One case in point is Hungary, which will hold a referendum in October to challenge the EU’s plan requiring EU member states to participate in the distribution of refugees. The fact that the referendum is being backed by the government increases the likelihood that a majority of voters will reject the EU refugee quota.
Hungary is already a hostile place for refugees and migrants, and not only. Anti-Roma and anti-Semitic sentiment is widespread and openly expressed by the pro-government media.
But an anti-quota result in the referendum will also reinforce Europhobic elements in other EU member states.
Another case is Italy. Officially, its referendum concerns the constitutional changes proposed by the government.
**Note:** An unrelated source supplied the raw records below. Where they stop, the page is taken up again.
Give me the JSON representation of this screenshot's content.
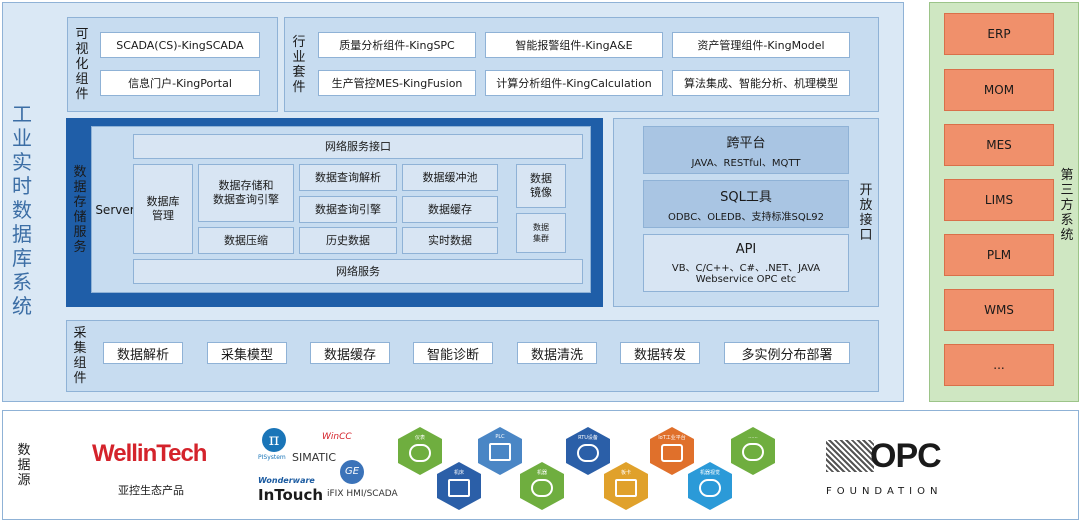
{
  "system_title": [
    "工",
    "业",
    "实",
    "时",
    "数",
    "据",
    "库",
    "系",
    "统"
  ],
  "visual": {
    "label": [
      "可",
      "视",
      "化",
      "组",
      "件"
    ],
    "items": [
      "SCADA(CS)-KingSCADA",
      "信息门户-KingPortal"
    ]
  },
  "industry": {
    "label": [
      "行",
      "业",
      "套",
      "件"
    ],
    "items": [
      "质量分析组件-KingSPC",
      "智能报警组件-KingA&E",
      "资产管理组件-KingModel",
      "生产管控MES-KingFusion",
      "计算分析组件-KingCalculation",
      "算法集成、智能分析、机理模型"
    ]
  },
  "storage": {
    "label": [
      "数",
      "据",
      "存",
      "储",
      "服",
      "务"
    ],
    "server": "Server",
    "network_interface": "网络服务接口",
    "db_mgmt": "数据库\n管理",
    "storage_engine": "数据存储和\n数据查询引擎",
    "query_parse": "数据查询解析",
    "cache_pool": "数据缓冲池",
    "query_engine": "数据查询引擎",
    "data_cache": "数据缓存",
    "compress": "数据压缩",
    "history": "历史数据",
    "realtime": "实时数据",
    "mirror": "数据\n镜像",
    "cluster": "数据\n集群",
    "network_service": "网络服务"
  },
  "open": {
    "label": [
      "开",
      "放",
      "接",
      "口"
    ],
    "cross_title": "跨平台",
    "cross_sub": "JAVA、RESTful、MQTT",
    "sql_title": "SQL工具",
    "sql_sub": "ODBC、OLEDB、支持标准SQL92",
    "api_title": "API",
    "api_sub1": "VB、C/C++、C#、.NET、JAVA",
    "api_sub2": "Webservice  OPC etc"
  },
  "collect": {
    "label": [
      "采",
      "集",
      "组",
      "件"
    ],
    "items": [
      "数据解析",
      "采集模型",
      "数据缓存",
      "智能诊断",
      "数据清洗",
      "数据转发",
      "多实例分布部署"
    ]
  },
  "third_party": {
    "label": [
      "第",
      "三",
      "方",
      "系",
      "统"
    ],
    "items": [
      "ERP",
      "MOM",
      "MES",
      "LIMS",
      "PLM",
      "WMS",
      "..."
    ]
  },
  "source": {
    "label": [
      "数",
      "据",
      "源"
    ],
    "wellintech": "WellinTech",
    "wellintech_sub": "亚控生态产品",
    "pisystem": "PISystem",
    "simatic": "SIMATIC",
    "wincc": "WinCC",
    "wonderware": "Wonderware",
    "intouch": "InTouch",
    "ifix": "iFIX HMI/SCADA",
    "ge": "GE",
    "opc": "OPC",
    "opc_foundation": "FOUNDATION",
    "hexes": [
      {
        "label": "仪表",
        "color": "#6fae3f",
        "icon": "gauge-icon"
      },
      {
        "label": "PLC",
        "color": "#4a86c5",
        "icon": "plc-icon"
      },
      {
        "label": "RTU设备",
        "color": "#2b5fa8",
        "icon": "rtu-icon"
      },
      {
        "label": "IoT工业平台",
        "color": "#e0702b",
        "icon": "iot-icon"
      },
      {
        "label": "......",
        "color": "#6fae3f",
        "icon": "5g-icon"
      },
      {
        "label": "机床",
        "color": "#2b5fa8",
        "icon": "machine-icon"
      },
      {
        "label": "机器",
        "color": "#6fae3f",
        "icon": "robot-icon"
      },
      {
        "label": "板卡",
        "color": "#e0a12b",
        "icon": "board-icon"
      },
      {
        "label": "机器视觉",
        "color": "#2b9ad8",
        "icon": "camera-icon"
      }
    ]
  },
  "colors": {
    "panel": "#c7dcf0",
    "storage_dark": "#1f5ea8",
    "third_party_bg": "#cfe7c2",
    "third_party_item": "#f0906b"
  }
}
In reality, however, there is much more on the line.
On the one hand, Italy’s Prime Minister Matteo Renzi has tied the result of the referendum with his political future by announcing he will resign if the reforms are rejected. On the other hand, the far-right Northern League party and the populist Five Star Movement are investing on a negative outcome, transforming the referendum into a European matter. Since Italy is trying to play a leading role in the EU, on the side of Germany and France (as the Vendotene mini-summit suggests), the rejection of the referendum could spell political defeat for the Italian PM. It is not difficult to understand why a political crisis in Italy would be catastrophic these days.
This autumn will be full of challenges for the EU. Any negative result either connected to refugee flow either with an open anti-European act in member states will be a blow to the EU at a time when the Union is facing one of its most difficult and painful tests.